━━ INFORMATION

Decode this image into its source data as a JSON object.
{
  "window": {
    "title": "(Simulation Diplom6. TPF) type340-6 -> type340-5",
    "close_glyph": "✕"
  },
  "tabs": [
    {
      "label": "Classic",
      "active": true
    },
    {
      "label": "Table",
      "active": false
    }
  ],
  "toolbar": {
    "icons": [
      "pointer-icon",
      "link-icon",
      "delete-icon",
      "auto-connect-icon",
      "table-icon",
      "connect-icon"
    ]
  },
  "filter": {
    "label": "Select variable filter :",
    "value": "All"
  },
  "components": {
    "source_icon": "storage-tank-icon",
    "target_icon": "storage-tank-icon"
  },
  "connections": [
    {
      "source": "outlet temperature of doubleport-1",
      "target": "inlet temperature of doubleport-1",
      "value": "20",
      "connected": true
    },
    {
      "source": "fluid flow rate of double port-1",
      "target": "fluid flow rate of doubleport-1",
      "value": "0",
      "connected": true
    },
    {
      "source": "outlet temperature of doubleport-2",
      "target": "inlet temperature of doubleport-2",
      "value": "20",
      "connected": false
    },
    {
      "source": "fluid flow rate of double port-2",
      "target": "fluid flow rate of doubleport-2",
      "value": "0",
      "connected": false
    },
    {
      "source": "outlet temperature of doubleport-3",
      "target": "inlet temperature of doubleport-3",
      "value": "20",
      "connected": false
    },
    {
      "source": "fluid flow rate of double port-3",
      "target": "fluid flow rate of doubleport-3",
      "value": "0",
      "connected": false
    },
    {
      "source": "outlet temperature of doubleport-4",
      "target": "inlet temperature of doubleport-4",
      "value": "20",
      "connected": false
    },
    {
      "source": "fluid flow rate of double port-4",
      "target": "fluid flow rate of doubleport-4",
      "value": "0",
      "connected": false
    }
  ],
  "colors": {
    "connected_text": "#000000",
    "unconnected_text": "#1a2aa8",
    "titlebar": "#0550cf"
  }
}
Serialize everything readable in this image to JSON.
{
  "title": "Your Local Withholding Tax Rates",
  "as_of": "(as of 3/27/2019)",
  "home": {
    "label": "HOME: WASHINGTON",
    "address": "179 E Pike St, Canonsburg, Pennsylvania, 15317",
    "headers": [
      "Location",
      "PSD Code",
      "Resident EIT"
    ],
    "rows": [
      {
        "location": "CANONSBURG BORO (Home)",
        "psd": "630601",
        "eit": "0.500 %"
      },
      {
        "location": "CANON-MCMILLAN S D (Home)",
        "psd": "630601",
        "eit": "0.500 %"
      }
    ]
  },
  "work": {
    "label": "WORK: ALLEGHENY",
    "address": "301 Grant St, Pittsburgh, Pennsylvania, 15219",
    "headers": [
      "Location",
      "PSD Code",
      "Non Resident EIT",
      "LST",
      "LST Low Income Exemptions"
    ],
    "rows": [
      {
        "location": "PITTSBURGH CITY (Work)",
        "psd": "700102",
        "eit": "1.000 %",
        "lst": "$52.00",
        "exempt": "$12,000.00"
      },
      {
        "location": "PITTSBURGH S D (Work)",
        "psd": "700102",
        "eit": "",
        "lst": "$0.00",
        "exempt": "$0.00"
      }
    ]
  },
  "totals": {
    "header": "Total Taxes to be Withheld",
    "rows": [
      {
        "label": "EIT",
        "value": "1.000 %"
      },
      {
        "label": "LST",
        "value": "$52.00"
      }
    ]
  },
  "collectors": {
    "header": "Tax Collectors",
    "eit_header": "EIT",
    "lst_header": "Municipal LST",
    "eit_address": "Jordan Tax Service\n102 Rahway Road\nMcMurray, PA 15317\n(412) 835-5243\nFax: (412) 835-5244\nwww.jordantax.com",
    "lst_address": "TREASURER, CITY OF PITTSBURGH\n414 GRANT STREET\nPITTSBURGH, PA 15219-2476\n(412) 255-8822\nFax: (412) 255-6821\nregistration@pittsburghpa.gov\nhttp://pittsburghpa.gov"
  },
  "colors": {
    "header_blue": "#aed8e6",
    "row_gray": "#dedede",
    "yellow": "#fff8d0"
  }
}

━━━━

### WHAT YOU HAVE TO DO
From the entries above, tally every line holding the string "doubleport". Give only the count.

### TASK RESULT
12